David Allen Raley was convicted of capital murder in 1988 after kidnapping two high school girls and killing one of them. He had taken Jeanine Grinsell and Laurie McKenna. Raley to an unoccupied San Jose mansion where he was a security guard and stabbed both of them multiple times before dumping them in a ditch. Grinsell died of her wounds but McKenna survived and testified against Raley, fingering him as her assailant.
Raley's lawyers appealed the death sentence in state courts and eventually to the U.S. Supreme Court, which they also lost.
But Raley's legal team now argues their client, now 51, is autistic and should have his death sentence commuted in favor of life without parole under a 2002 Supreme Court decision that made it unconstitutional to execute the mentally retarded, deeming it cruel and unusual punishment, the San Jose Mercury News reported.
The high court's decision did not spell out a specific definition for what qualifies as mentally retarded, leaving it to state courts to sort out who among death row inmates meets that standard.
Raley's legal team faces an uphill battle, however, legal experts said.

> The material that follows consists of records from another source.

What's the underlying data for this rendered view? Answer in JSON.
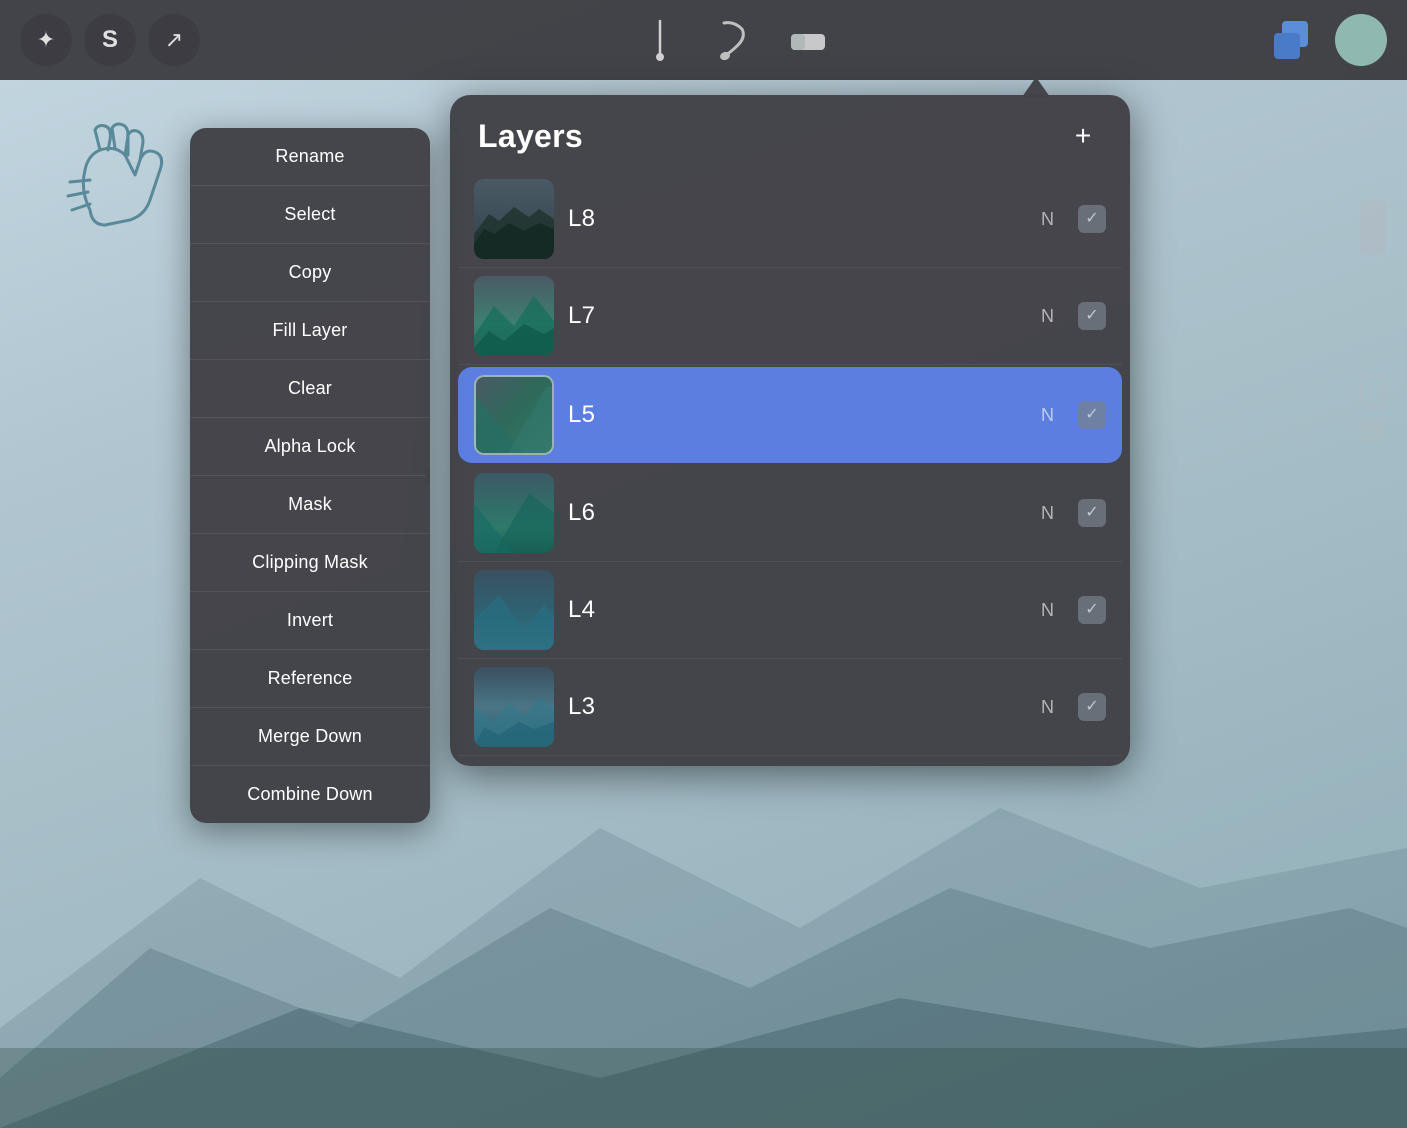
{
  "toolbar": {
    "tools": [
      {
        "name": "magic-wand",
        "symbol": "✦",
        "active": true
      },
      {
        "name": "stylize",
        "symbol": "S",
        "active": false
      },
      {
        "name": "transform",
        "symbol": "↗",
        "active": false
      }
    ],
    "center_tools": [
      {
        "name": "brush",
        "symbol": "brush"
      },
      {
        "name": "smudge",
        "symbol": "smudge"
      },
      {
        "name": "eraser",
        "symbol": "eraser"
      }
    ],
    "layers_label": "layers",
    "add_label": "+"
  },
  "context_menu": {
    "items": [
      {
        "label": "Rename",
        "name": "rename"
      },
      {
        "label": "Select",
        "name": "select"
      },
      {
        "label": "Copy",
        "name": "copy"
      },
      {
        "label": "Fill Layer",
        "name": "fill-layer"
      },
      {
        "label": "Clear",
        "name": "clear"
      },
      {
        "label": "Alpha Lock",
        "name": "alpha-lock"
      },
      {
        "label": "Mask",
        "name": "mask"
      },
      {
        "label": "Clipping Mask",
        "name": "clipping-mask"
      },
      {
        "label": "Invert",
        "name": "invert"
      },
      {
        "label": "Reference",
        "name": "reference"
      },
      {
        "label": "Merge Down",
        "name": "merge-down"
      },
      {
        "label": "Combine Down",
        "name": "combine-down"
      }
    ]
  },
  "layers_panel": {
    "title": "Layers",
    "add_button": "+",
    "layers": [
      {
        "id": "L8",
        "name": "L8",
        "mode": "N",
        "visible": true,
        "active": false,
        "thumb": "l8"
      },
      {
        "id": "L7",
        "name": "L7",
        "mode": "N",
        "visible": true,
        "active": false,
        "thumb": "l7"
      },
      {
        "id": "L5",
        "name": "L5",
        "mode": "N",
        "visible": true,
        "active": true,
        "thumb": "l5"
      },
      {
        "id": "L6",
        "name": "L6",
        "mode": "N",
        "visible": true,
        "active": false,
        "thumb": "l6"
      },
      {
        "id": "L4",
        "name": "L4",
        "mode": "N",
        "visible": true,
        "active": false,
        "thumb": "l4"
      },
      {
        "id": "L3",
        "name": "L3",
        "mode": "N",
        "visible": true,
        "active": false,
        "thumb": "l3"
      }
    ]
  }
}
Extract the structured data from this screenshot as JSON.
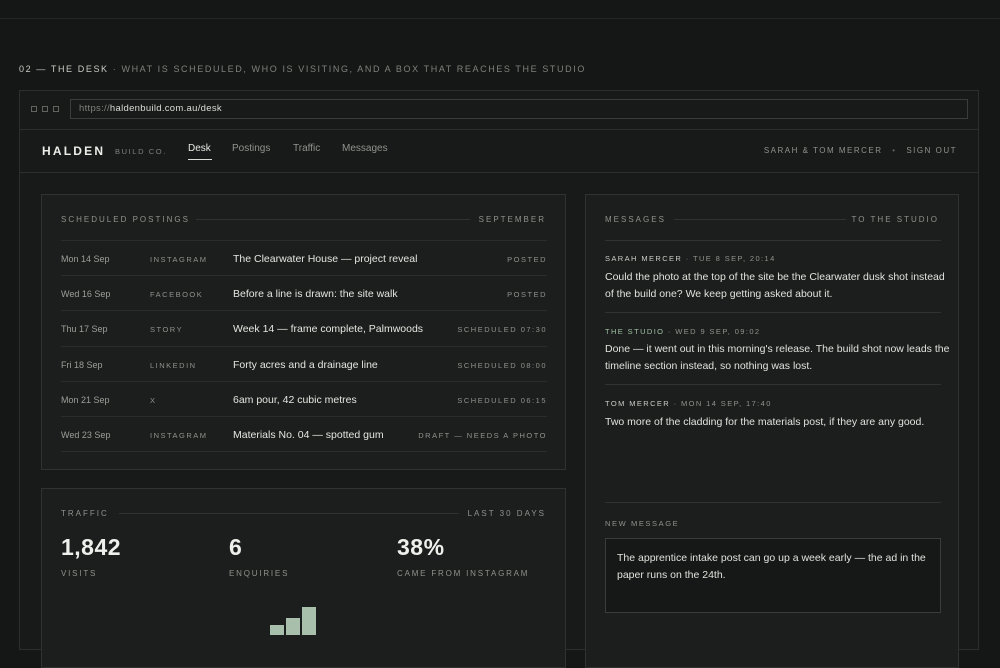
{
  "section": {
    "number": "02 — THE DESK",
    "subtitle": " · WHAT IS SCHEDULED, WHO IS VISITING, AND A BOX THAT REACHES THE STUDIO"
  },
  "browser": {
    "url_scheme": "https://",
    "url_host": "haldenbuild.com.au",
    "url_path": "/desk"
  },
  "nav": {
    "logo": "HALDEN",
    "logo_sub": "BUILD CO.",
    "tabs": [
      {
        "label": "Desk",
        "active": true
      },
      {
        "label": "Postings",
        "active": false
      },
      {
        "label": "Traffic",
        "active": false
      },
      {
        "label": "Messages",
        "active": false
      }
    ],
    "user": "SARAH & TOM MERCER",
    "separator": "•",
    "sign_out": "SIGN OUT"
  },
  "postings": {
    "title": "SCHEDULED POSTINGS",
    "month": "SEPTEMBER",
    "rows": [
      {
        "date": "Mon 14 Sep",
        "channel": "INSTAGRAM",
        "title": "The Clearwater House — project reveal",
        "status": "POSTED"
      },
      {
        "date": "Wed 16 Sep",
        "channel": "FACEBOOK",
        "title": "Before a line is drawn: the site walk",
        "status": "POSTED"
      },
      {
        "date": "Thu 17 Sep",
        "channel": "STORY",
        "title": "Week 14 — frame complete, Palmwoods",
        "status": "SCHEDULED 07:30"
      },
      {
        "date": "Fri 18 Sep",
        "channel": "LINKEDIN",
        "title": "Forty acres and a drainage line",
        "status": "SCHEDULED 08:00"
      },
      {
        "date": "Mon 21 Sep",
        "channel": "X",
        "title": "6am pour, 42 cubic metres",
        "status": "SCHEDULED 06:15"
      },
      {
        "date": "Wed 23 Sep",
        "channel": "INSTAGRAM",
        "title": "Materials No. 04 — spotted gum",
        "status": "DRAFT — NEEDS A PHOTO"
      }
    ]
  },
  "traffic": {
    "title": "TRAFFIC",
    "range": "LAST 30 DAYS",
    "stats": [
      {
        "value": "1,842",
        "label": "VISITS"
      },
      {
        "value": "6",
        "label": "ENQUIRIES"
      },
      {
        "value": "38%",
        "label": "CAME FROM INSTAGRAM"
      }
    ],
    "bar_color": "#a8c0ab",
    "bar_heights_fraction": [
      0.35,
      0.6,
      1.0
    ]
  },
  "messages": {
    "title": "MESSAGES",
    "to": "TO THE STUDIO",
    "items": [
      {
        "author": "SARAH MERCER",
        "time": " · TUE 8 SEP, 20:14",
        "body": "Could the photo at the top of the site be the Clearwater dusk shot instead of the build one? We keep getting asked about it."
      },
      {
        "author": "THE STUDIO",
        "time": " · WED 9 SEP, 09:02",
        "body": "Done — it went out in this morning's release. The build shot now leads the timeline section instead, so nothing was lost."
      },
      {
        "author": "TOM MERCER",
        "time": " · MON 14 SEP, 17:40",
        "body": "Two more of the cladding for the materials post, if they are any good."
      }
    ],
    "new_label": "NEW MESSAGE",
    "draft": "The apprentice intake post can go up a week early — the ad in the paper runs on the 24th."
  },
  "colors": {
    "background": "#151716",
    "panel": "#1c1e1d",
    "accent": "#a8c0ab",
    "studio": "#9fc0a4"
  }
}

Typically, the definition of mentally retarded includes an IQ lower than 70 and an intellectual inability to distinguish right from wrong. Raley's IQ is comparable to an average person's score and autism hasn't been used as a legal challenge to the mental retardation clause.
A California Supreme Court judge ordered a special two-week hearing to determine Raley's mental state. The hearing was slated to begin Monday in Santa Clara County Superior Court before Judge Linda Clark, the Mercury News said.
Prosecutors don't buy the mental retardation argument in Raley's case.
"[Raley] acted alone in committing these horrible crimes and the facts elicited at trial show evidence of premeditation, cunning and problem solving, all characteristics inconsistent with a diagnosis of intellectual disability," prosecutors wrote.